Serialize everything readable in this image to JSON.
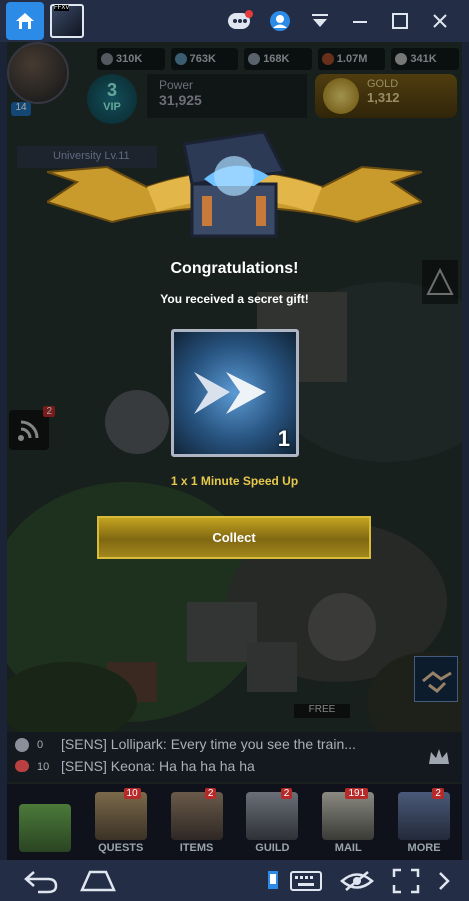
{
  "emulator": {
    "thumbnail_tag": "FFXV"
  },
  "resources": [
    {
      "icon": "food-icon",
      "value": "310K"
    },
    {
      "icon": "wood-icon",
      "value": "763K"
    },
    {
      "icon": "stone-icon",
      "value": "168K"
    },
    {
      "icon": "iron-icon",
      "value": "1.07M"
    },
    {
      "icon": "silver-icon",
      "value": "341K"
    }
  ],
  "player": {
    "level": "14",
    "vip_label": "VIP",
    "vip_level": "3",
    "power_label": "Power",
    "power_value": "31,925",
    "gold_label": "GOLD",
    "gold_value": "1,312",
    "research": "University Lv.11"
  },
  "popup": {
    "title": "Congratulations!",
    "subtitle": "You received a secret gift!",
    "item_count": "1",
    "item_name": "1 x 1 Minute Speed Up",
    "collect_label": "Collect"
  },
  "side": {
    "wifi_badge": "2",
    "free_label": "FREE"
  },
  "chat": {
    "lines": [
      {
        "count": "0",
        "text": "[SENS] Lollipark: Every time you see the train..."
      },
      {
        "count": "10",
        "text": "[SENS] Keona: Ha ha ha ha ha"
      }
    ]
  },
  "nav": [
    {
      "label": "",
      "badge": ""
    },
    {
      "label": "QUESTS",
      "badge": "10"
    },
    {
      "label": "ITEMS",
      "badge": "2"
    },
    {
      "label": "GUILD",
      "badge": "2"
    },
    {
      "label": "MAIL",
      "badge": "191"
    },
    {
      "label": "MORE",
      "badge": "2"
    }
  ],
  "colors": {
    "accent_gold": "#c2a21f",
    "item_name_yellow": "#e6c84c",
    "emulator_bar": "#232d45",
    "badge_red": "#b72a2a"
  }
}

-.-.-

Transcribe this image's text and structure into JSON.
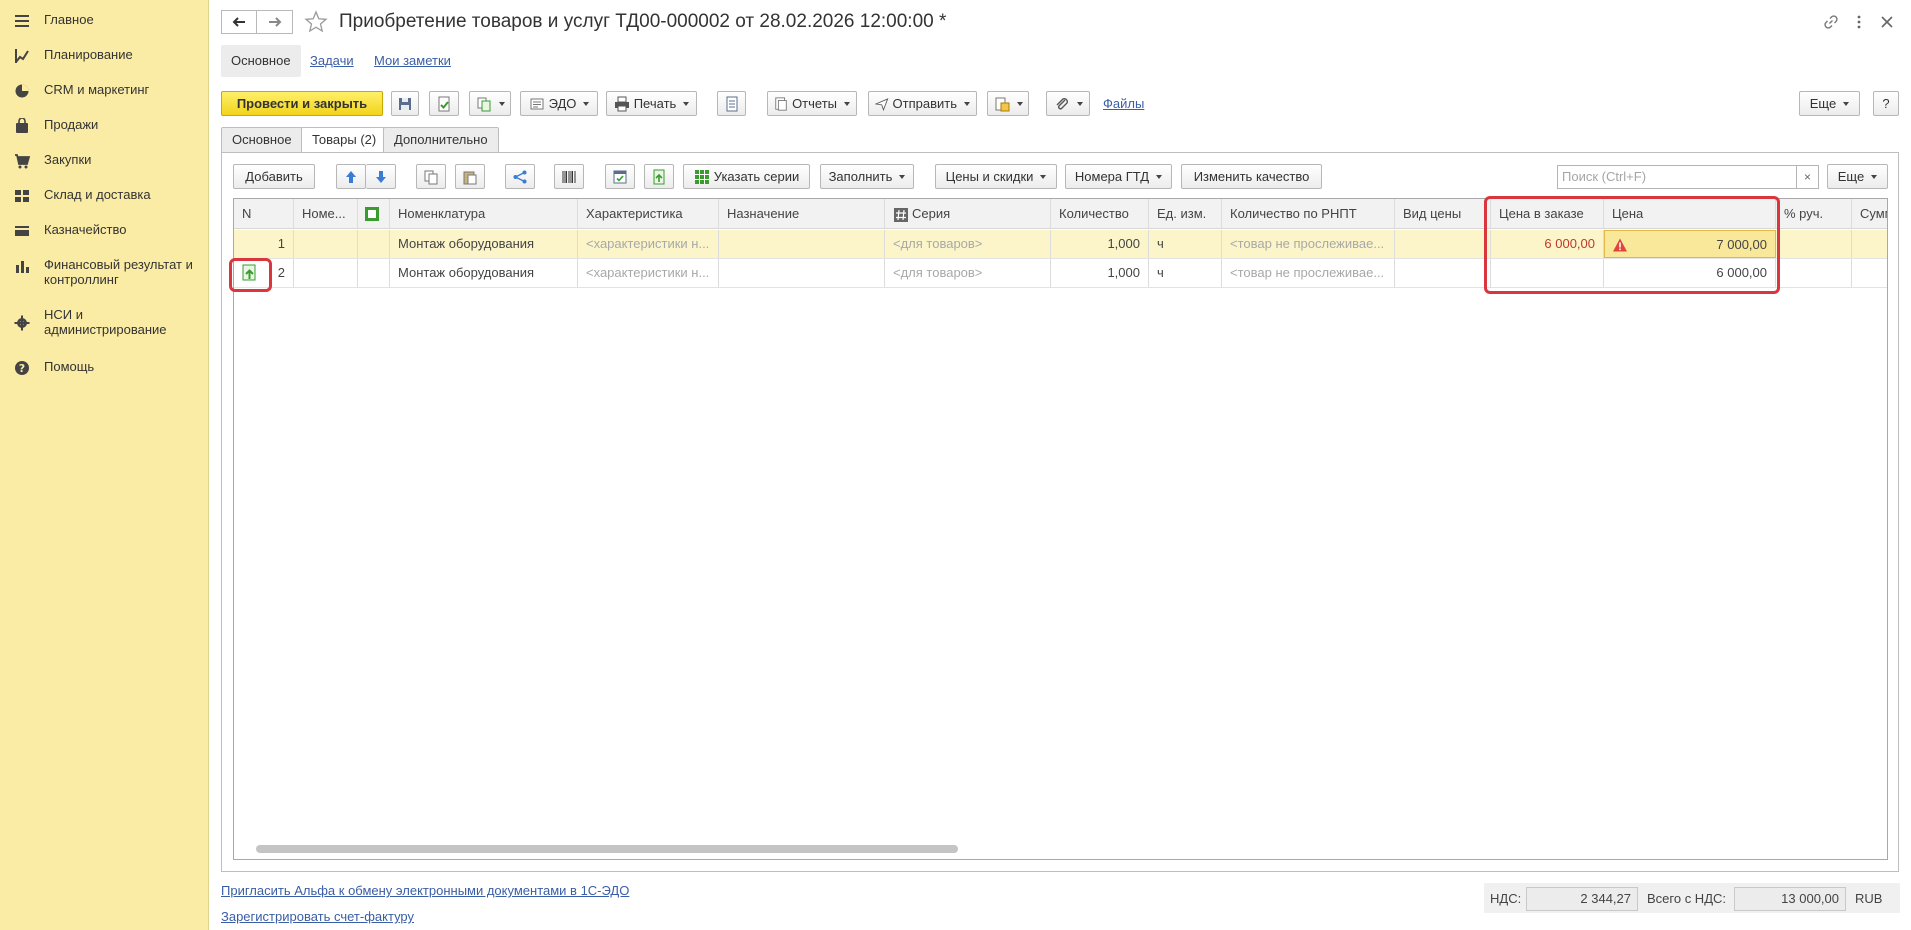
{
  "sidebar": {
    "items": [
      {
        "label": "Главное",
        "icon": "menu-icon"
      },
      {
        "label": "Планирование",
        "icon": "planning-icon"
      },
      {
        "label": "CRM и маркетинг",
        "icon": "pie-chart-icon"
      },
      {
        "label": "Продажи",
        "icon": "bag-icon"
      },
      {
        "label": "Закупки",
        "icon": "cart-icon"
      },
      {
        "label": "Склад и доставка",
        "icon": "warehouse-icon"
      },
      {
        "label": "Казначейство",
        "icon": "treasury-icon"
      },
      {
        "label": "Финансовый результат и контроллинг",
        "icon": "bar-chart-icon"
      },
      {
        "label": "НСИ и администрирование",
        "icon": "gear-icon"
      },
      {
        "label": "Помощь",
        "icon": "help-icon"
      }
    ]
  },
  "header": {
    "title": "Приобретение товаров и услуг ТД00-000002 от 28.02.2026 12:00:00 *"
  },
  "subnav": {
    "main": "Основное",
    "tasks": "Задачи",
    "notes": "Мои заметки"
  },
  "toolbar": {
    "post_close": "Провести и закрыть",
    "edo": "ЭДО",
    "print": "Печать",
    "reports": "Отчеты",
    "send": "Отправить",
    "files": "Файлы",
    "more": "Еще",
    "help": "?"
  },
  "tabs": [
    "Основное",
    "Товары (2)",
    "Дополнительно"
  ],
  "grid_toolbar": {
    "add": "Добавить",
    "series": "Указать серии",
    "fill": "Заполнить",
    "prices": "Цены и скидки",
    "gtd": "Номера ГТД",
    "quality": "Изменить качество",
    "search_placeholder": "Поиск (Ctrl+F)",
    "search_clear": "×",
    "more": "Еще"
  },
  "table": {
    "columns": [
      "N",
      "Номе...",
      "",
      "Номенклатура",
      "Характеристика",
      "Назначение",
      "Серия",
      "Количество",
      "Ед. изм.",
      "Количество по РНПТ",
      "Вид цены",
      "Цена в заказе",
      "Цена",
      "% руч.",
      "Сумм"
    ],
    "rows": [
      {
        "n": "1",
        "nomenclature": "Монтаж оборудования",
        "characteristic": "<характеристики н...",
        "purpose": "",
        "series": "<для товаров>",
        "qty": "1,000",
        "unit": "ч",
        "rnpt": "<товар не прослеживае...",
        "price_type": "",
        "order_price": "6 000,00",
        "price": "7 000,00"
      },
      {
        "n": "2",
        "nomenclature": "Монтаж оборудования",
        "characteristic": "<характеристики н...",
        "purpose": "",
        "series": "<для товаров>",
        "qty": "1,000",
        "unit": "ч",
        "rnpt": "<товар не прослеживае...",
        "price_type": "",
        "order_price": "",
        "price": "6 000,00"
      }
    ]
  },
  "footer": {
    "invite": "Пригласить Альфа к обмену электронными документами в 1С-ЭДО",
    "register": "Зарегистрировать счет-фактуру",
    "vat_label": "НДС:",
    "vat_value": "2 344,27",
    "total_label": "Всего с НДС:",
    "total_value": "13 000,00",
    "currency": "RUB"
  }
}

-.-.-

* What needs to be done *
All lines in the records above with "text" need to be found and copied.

* Solution *
        "text": "[SENS] Lollipark: Every time you see the train..."
        "text": "[SENS] Keona: Ha ha ha ha ha"
Transcribe this image's text and structure into JSON.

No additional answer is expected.